‘Remember when you are far away up country, possibly the only Englishwoman there, that these men will note and remember your every action not only as a nurse but as a woman.’ Florence Nightingale
When a young northern girl quietly dropped home economics in favour of the three sciences, against her parents’ wishes, little did she expect to rise through the ranks of the Queen Alexandra’s Royal Army Nursing Corps (the QAs), the nursing branch of the British Army, and follow in the footsteps of Florence Nightingale, to whom the QAs trace their heritage, healing injured soldiers far from home as well as educating and recruiting sisters back in Britain.
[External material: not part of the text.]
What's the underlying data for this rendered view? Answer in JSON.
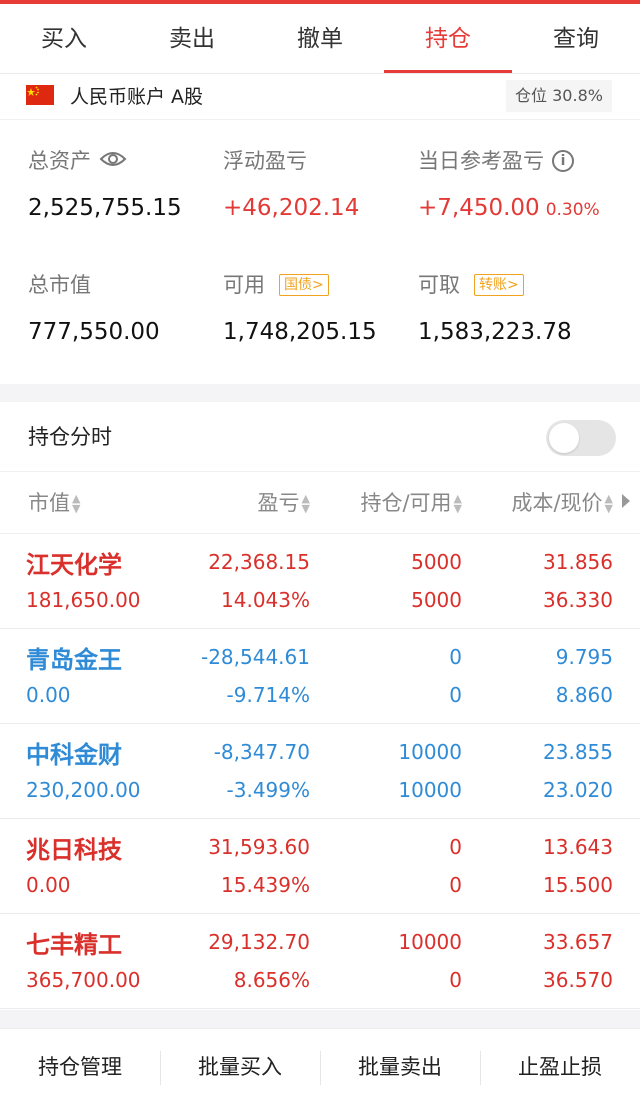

In this heartfelt memoir, spanning the 1950s and ’60s, Major Margaret Thomas ARRC recalls preparing operating theatre supplies for Suez, avoiding the wrath of the President of Ghana, working with Canadians in a military hospital in Germany, toiling day and night in Singapore with casualties flown in from Borneo, enjoying R&R in Penang and being presented to the Queen at Buckingham Palace. Through her reminisces we learn of the special relationship between the troops and the sisters – QAs being a combination of ‘mum’ and ‘sweetheart’ depending on the age of the soldier and the severity of his injuries. Margaret recalls happy, sad and sometimes hilarious incidents with service patients and she embodies all that Florence Nightingale hoped for in an army nurse: compassion, skill, discipline and an appetite for adventure.